It cannot be overstated that the primary goal is improved communication. Therefore, we target specific objectives to increase the child's participation: eye contact, turn-taking, topic maintenance, initiating conversations with new partners, discussing the consequences of poor communication, and identifying the consequences of avoidance.
Phase III: Including siblings and peers
To make the greatest impact in treatment, we need to capture the child in everyday situations. Unfortunately, clinic visits do not always do that very well, because one-on-one time with an adult is not representative of a child's typical communication environment. To address this hurdle, we include siblings and peers in the treatment process—for at least a portion of the session—as soon as possible. Including them allows us to provide treatment in a more realistic context and also to gauge the child's fluency, reactions and overall communication in situations that matter the most—peer interactions. School-based intervention offers easier access to peers and sometimes even siblings than do other settings.
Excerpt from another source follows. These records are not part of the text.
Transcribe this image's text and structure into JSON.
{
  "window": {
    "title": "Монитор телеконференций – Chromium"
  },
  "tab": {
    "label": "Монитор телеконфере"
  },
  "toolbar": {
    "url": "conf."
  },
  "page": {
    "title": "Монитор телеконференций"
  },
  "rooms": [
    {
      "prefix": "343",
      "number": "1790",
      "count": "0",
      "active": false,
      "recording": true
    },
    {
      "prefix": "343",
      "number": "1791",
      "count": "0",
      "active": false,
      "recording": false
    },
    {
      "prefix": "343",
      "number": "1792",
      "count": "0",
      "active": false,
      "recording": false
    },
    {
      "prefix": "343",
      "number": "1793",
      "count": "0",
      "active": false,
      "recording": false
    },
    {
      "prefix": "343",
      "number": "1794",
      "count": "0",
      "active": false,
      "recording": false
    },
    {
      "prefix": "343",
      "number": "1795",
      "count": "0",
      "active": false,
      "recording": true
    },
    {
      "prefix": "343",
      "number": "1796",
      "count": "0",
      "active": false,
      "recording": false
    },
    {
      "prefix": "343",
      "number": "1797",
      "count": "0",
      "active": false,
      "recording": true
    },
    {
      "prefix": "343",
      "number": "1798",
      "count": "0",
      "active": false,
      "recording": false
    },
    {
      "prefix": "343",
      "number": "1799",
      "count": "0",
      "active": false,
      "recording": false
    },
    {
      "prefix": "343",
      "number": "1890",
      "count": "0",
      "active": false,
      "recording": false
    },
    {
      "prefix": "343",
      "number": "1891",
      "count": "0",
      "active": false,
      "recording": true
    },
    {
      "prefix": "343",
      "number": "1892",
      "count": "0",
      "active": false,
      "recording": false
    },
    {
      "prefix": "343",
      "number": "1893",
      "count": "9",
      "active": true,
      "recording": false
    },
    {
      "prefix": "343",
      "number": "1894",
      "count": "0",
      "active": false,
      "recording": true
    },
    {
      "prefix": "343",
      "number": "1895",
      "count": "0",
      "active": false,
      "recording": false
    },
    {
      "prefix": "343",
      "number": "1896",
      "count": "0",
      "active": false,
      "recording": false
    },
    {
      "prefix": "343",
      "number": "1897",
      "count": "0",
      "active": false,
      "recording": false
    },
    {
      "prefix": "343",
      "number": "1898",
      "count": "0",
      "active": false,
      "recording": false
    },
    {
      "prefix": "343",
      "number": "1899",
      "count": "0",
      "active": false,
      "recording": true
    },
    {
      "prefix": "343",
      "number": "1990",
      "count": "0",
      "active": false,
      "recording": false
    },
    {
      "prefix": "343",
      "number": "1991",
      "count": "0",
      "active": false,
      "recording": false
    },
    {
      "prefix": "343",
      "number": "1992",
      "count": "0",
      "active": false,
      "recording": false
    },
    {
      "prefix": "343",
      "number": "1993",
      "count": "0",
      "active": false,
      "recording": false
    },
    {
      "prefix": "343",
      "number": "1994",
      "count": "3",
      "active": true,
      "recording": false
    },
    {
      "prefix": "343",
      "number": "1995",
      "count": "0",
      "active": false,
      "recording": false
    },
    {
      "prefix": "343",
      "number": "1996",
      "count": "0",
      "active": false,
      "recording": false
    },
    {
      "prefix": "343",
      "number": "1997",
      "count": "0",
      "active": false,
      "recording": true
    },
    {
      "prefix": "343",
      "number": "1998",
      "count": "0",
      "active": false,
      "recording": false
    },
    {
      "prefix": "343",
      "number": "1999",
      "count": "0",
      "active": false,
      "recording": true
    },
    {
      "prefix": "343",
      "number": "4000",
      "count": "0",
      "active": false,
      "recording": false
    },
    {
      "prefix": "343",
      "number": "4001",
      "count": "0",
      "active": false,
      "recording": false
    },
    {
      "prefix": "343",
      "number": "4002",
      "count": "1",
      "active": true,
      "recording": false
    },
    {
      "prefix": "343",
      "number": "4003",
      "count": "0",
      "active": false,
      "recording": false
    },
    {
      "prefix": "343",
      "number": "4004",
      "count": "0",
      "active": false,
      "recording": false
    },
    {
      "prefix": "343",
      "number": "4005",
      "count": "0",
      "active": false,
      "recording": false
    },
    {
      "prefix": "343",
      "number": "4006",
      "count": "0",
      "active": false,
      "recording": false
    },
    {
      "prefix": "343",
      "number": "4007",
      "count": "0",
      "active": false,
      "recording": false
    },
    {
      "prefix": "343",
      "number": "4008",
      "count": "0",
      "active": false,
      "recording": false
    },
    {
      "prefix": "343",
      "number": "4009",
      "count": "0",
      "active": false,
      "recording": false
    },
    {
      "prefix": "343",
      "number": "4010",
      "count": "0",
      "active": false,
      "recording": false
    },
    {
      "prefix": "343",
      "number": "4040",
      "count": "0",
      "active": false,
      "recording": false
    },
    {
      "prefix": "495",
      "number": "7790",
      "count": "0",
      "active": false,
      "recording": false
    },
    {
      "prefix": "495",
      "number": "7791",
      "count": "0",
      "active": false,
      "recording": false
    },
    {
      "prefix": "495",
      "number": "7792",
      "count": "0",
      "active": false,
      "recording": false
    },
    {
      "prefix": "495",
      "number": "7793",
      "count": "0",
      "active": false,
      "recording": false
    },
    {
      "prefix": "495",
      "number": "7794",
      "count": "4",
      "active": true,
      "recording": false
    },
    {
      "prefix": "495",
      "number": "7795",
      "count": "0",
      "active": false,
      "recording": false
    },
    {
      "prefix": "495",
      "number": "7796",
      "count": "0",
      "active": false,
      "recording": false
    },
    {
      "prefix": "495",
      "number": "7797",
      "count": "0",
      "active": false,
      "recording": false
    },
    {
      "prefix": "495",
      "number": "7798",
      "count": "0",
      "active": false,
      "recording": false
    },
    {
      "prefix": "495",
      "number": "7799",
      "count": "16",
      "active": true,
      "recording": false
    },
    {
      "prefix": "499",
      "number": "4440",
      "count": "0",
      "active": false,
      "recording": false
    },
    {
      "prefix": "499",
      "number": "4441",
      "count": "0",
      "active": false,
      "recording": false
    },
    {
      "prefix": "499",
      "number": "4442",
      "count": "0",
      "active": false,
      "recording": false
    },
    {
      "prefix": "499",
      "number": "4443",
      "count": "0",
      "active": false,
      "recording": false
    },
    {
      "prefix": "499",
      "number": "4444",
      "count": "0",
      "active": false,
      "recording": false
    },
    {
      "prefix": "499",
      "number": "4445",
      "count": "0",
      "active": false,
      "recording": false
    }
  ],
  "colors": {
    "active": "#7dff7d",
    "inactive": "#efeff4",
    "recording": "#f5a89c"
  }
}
In addition, siblings and peers can be powerful allies for the child who stutters. Involving them allows them to become familiar with the treatment process and desensitizes them to the "mysteries" of stuttering. In fact, many peers and siblings are jealous when it is not their turn to be in the treatment room, because they begin to view treatment as a fun—not stigmatizing—process.
Involving siblings conveys another benefit: Clinicians also can demonstrate to parents how to handle potential communication conflicts between their children.
Phase IV: Generalization and maintenance
By involving siblings, peers, teachers, babysitters, other family members and, in the school setting, perhaps the school counselor and nurse, we target generalization from the beginning of treatment. When we achieve our treatment objectives (typically defined as less than five percent disfluent, no physical tension or secondary behaviors, no negative reactions, and no communication avoidance), we reduce treatment intensity—but continue to monitor the child's progress. We also continue the processes of generalization and community-centered care by, for example, communicating with teachers and using parent reports.
We may reduce treatment sessions to once every other week, then to once a month to ensure continued progress. This four- to six-session maintenance phase typically lasts for no more than three months.
Central to community-centered therapy for children at least 8 years old is their participation in a support group—online or in person—for children who stutter. I have been working with the National Stuttering Association to build more online support groups for teens and school-age children who stutter.
Telepractice also offers many advantages to the community-centered treatment program. We are using remote service delivery for long-distance cases and as part of the general program for local clients as well. Through telepractice, clinicians can:
- Bring in the expertise of stuttering specialists to assess, treat and consult on stuttering cases.
- Access clients' home environments.
- Involve more family members in the education process.
The success of a family-focused treatment approach can be expanded even further to benefit children who stutter. Through four distinct yet overlapping phases, the program provides more reimbursement flexibility by allowing lower-cost teletherapy as an option. A family-focused approach also takes advantage of our ability to bring in other communication partners and community members. Though stuttering treatment must be highly individualized, it also must exist in the context of a larger community, not just in the treatment room.